- **ABOUT THIS EXERCISE**: Keeping every character in place, output all the data.

☆ ☆ ☆ ☆

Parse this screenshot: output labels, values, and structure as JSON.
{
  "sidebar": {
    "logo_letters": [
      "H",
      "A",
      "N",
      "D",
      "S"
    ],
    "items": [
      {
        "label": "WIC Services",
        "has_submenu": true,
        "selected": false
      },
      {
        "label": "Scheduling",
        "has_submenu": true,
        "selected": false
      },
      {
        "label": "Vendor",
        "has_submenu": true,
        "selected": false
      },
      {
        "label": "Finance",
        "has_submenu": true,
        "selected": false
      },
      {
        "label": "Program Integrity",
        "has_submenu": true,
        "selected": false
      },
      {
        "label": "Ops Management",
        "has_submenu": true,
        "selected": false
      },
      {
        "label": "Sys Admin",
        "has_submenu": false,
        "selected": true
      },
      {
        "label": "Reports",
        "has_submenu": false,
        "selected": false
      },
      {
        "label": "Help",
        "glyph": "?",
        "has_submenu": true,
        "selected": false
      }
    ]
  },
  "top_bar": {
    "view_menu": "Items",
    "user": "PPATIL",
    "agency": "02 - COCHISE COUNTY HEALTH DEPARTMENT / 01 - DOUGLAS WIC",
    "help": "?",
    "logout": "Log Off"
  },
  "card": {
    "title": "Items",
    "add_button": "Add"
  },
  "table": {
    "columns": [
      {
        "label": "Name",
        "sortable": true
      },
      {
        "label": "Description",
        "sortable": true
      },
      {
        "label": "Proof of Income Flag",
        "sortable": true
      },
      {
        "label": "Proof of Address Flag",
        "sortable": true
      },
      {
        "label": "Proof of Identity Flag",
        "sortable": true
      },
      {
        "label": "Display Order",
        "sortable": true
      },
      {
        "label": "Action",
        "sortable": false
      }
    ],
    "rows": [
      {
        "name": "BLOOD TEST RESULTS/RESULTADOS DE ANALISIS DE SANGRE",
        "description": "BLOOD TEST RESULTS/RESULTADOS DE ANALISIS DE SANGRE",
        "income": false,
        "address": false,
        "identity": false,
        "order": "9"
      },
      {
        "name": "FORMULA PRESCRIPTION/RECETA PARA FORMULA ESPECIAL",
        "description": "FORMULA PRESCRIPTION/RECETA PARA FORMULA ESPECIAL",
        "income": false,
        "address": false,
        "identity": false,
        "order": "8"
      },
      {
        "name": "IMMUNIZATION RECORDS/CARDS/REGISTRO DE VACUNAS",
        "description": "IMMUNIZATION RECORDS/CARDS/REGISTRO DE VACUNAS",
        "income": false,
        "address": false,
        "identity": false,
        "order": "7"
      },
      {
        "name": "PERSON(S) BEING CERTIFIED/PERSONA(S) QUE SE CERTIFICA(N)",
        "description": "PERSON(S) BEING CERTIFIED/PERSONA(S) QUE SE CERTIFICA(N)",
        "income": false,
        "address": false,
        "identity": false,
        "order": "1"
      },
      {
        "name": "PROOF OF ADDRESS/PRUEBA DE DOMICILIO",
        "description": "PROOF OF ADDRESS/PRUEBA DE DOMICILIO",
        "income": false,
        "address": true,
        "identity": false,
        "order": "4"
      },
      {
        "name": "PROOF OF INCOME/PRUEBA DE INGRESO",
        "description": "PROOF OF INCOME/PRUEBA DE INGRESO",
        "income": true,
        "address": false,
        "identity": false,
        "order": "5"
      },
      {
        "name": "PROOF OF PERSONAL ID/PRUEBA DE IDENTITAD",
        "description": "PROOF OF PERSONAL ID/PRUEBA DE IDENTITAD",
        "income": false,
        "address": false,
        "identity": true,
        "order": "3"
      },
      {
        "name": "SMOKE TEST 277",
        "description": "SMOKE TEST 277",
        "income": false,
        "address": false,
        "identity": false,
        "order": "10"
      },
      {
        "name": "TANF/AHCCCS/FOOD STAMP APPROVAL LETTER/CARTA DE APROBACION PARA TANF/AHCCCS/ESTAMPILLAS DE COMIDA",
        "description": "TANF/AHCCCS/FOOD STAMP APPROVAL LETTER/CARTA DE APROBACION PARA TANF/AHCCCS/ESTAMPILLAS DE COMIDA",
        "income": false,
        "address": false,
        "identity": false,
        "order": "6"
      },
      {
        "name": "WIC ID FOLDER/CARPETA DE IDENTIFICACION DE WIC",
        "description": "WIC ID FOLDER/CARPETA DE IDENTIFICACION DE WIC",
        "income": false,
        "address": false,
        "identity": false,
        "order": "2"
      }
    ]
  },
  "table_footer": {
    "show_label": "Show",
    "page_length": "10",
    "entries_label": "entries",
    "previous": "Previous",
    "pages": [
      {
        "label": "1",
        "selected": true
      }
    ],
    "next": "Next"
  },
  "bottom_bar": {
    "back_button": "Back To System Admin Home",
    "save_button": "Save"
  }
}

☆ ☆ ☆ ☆

- **ANSWER TO THE PROBLEM**:
Parse this screenshot: output labels, values, and structure as JSON.
{
  "sidebar": {
    "logo_letters": [
      "H",
      "A",
      "N",
      "D",
      "S"
    ],
    "items": [
      {
        "label": "WIC Services",
        "has_submenu": true,
        "selected": false
      },
      {
        "label": "Scheduling",
        "has_submenu": true,
        "selected": false
      },
      {
        "label": "Vendor",
        "has_submenu": true,
        "selected": false
      },
      {
        "label": "Finance",
        "has_submenu": true,
        "selected": false
      },
      {
        "label": "Program Integrity",
        "has_submenu": true,
        "selected": false
      },
      {
        "label": "Ops Management",
        "has_submenu": true,
        "selected": false
      },
      {
        "label": "Sys Admin",
        "has_submenu": false,
        "selected": true
      },
      {
        "label": "Reports",
        "has_submenu": false,
        "selected": false
      },
      {
        "label": "Help",
        "glyph": "?",
        "has_submenu": true,
        "selected": false
      }
    ]
  },
  "top_bar": {
    "view_menu": "Items",
    "user": "PPATIL",
    "agency": "02 - COCHISE COUNTY HEALTH DEPARTMENT / 01 - DOUGLAS WIC",
    "help": "?",
    "logout": "Log Off"
  },
  "card": {
    "title": "Items",
    "add_button": "Add"
  },
  "table": {
    "columns": [
      {
        "label": "Name",
        "sortable": true
      },
      {
        "label": "Description",
        "sortable": true
      },
      {
        "label": "Proof of Income Flag",
        "sortable": true
      },
      {
        "label": "Proof of Address Flag",
        "sortable": true
      },
      {
        "label": "Proof of Identity Flag",
        "sortable": true
      },
      {
        "label": "Display Order",
        "sortable": true
      },
      {
        "label": "Action",
        "sortable": false
      }
    ],
    "rows": [
      {
        "name": "BLOOD TEST RESULTS/RESULTADOS DE ANALISIS DE SANGRE",
        "description": "BLOOD TEST RESULTS/RESULTADOS DE ANALISIS DE SANGRE",
        "income": false,
        "address": false,
        "identity": false,
        "order": "9"
      },
      {
        "name": "FORMULA PRESCRIPTION/RECETA PARA FORMULA ESPECIAL",
        "description": "FORMULA PRESCRIPTION/RECETA PARA FORMULA ESPECIAL",
        "income": false,
        "address": false,
        "identity": false,
        "order": "8"
      },
      {
        "name": "IMMUNIZATION RECORDS/CARDS/REGISTRO DE VACUNAS",
        "description": "IMMUNIZATION RECORDS/CARDS/REGISTRO DE VACUNAS",
        "income": false,
        "address": false,
        "identity": false,
        "order": "7"
      },
      {
        "name": "PERSON(S) BEING CERTIFIED/PERSONA(S) QUE SE CERTIFICA(N)",
        "description": "PERSON(S) BEING CERTIFIED/PERSONA(S) QUE SE CERTIFICA(N)",
        "income": false,
        "address": false,
        "identity": false,
        "order": "1"
      },
      {
        "name": "PROOF OF ADDRESS/PRUEBA DE DOMICILIO",
        "description": "PROOF OF ADDRESS/PRUEBA DE DOMICILIO",
        "income": false,
        "address": true,
        "identity": false,
        "order": "4"
      },
      {
        "name": "PROOF OF INCOME/PRUEBA DE INGRESO",
        "description": "PROOF OF INCOME/PRUEBA DE INGRESO",
        "income": true,
        "address": false,
        "identity": false,
        "order": "5"
      },
      {
        "name": "PROOF OF PERSONAL ID/PRUEBA DE IDENTITAD",
        "description": "PROOF OF PERSONAL ID/PRUEBA DE IDENTITAD",
        "income": false,
        "address": false,
        "identity": true,
        "order": "3"
      },
      {
        "name": "SMOKE TEST 277",
        "description": "SMOKE TEST 277",
        "income": false,
        "address": false,
        "identity": false,
        "order": "10"
      },
      {
        "name": "TANF/AHCCCS/FOOD STAMP APPROVAL LETTER/CARTA DE APROBACION PARA TANF/AHCCCS/ESTAMPILLAS DE COMIDA",
        "description": "TANF/AHCCCS/FOOD STAMP APPROVAL LETTER/CARTA DE APROBACION PARA TANF/AHCCCS/ESTAMPILLAS DE COMIDA",
        "income": false,
        "address": false,
        "identity": false,
        "order": "6"
      },
      {
        "name": "WIC ID FOLDER/CARPETA DE IDENTIFICACION DE WIC",
        "description": "WIC ID FOLDER/CARPETA DE IDENTIFICACION DE WIC",
        "income": false,
        "address": false,
        "identity": false,
        "order": "2"
      }
    ]
  },
  "table_footer": {
    "show_label": "Show",
    "page_length": "10",
    "entries_label": "entries",
    "previous": "Previous",
    "pages": [
      {
        "label": "1",
        "selected": true
      }
    ],
    "next": "Next"
  },
  "bottom_bar": {
    "back_button": "Back To System Admin Home",
    "save_button": "Save"
  }
}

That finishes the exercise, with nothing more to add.